For the first time ever, scientists have determined the cosmic origin of highest-energy neutrinos. A research group led by IceCube scientist Elisa Resconi, spokesperson of the Collaborative Research Center SFB1258 at the Technical University of Munich (TUM), provides an important piece of evidence that the particles detected by the IceCube neutrino telescope at the South Pole originate from a galaxy four billion light-years away from Earth.

To rule out other origins with certainty, the team led by neutrino physicist Elisa Resconi from the Technical University of Munich and multi-wavelength...

Im Focus: Magnetic vortices: Two independent magnetic skyrmion phases discovered in a single material

For the first time a team of researchers have discovered two different phases of magnetic skyrmions in a single material. Physicists of the Technical Universities of Munich and Dresden and the University of Cologne can now better study and understand the properties of these magnetic structures, which are important for both basic research and applications.

Whirlpools are an everyday experience in a bath tub: When the water is drained a circular vortex is formed. Typically, such whirls are rather stable. Similar...

Im Focus: Breaking the bond: To take part or not?

Physicists working with Roland Wester at the University of Innsbruck have investigated if and how chemical reactions can be influenced by targeted vibrational excitation of the reactants. They were able to demonstrate that excitation with a laser beam does not affect the efficiency of a chemical exchange reaction and that the excited molecular group acts only as a spectator in the reaction.

A frequently used reaction in organic chemistry is nucleophilic substitution. It plays, for example, an important role in in the synthesis of new chemical...

Im Focus: New 2D Spectroscopy Methods

Optical spectroscopy allows investigating the energy structure and dynamic properties of complex quantum systems. Researchers from the University of Würzburg present two new approaches of coherent two-dimensional spectroscopy.

"Put an excitation into the system and observe how it evolves." According to physicist Professor Tobias Brixner, this is the credo of optical spectroscopy....

All Focus news of the innovation-report >>>

Anzeige

Anzeige

VideoLinks
Industry & Economy
Event News

Leading experts in Diabetes, Metabolism and Biomedical Engineering discuss Precision Medicine

13.07.2018 | Event News

Conference on Laser Polishing – LaP: Fine Tuning for Surfaces

12.07.2018 | Event News

11th European Wood-based Panel Symposium 2018: Meeting point for the wood-based materials industry

03.07.2018 | Event News

 
Latest News

The Maturation Pattern of the Hippocampus Drives Human Memory Deve

23.07.2018 | Science Education
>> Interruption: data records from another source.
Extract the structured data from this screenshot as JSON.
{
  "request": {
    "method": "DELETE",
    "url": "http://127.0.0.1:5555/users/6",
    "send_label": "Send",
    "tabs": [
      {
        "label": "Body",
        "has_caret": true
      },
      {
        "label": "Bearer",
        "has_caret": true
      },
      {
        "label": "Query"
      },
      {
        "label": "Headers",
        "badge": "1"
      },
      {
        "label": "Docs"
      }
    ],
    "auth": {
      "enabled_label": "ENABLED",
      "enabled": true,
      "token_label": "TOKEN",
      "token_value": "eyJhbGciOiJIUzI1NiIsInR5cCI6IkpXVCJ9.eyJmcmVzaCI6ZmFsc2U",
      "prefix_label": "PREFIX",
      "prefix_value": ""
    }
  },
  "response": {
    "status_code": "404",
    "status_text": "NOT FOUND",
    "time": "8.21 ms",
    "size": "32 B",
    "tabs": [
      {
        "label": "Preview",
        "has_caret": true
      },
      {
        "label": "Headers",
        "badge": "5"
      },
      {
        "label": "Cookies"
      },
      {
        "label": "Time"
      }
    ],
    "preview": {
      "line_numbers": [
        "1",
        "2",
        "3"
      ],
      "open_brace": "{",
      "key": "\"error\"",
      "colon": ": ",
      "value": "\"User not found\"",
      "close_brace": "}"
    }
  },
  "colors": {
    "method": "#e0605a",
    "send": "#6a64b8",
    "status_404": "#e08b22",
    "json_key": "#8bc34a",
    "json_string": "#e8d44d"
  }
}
FAU researchers identify Parkinson's disease as a possible autoimmune disease

23.07.2018 | Health and Medicine

O2 stable hydrogenases for applications

23.07.2018 | Life Sciences

VideoLinks
Science & Research
Overview of more VideoLinks >>>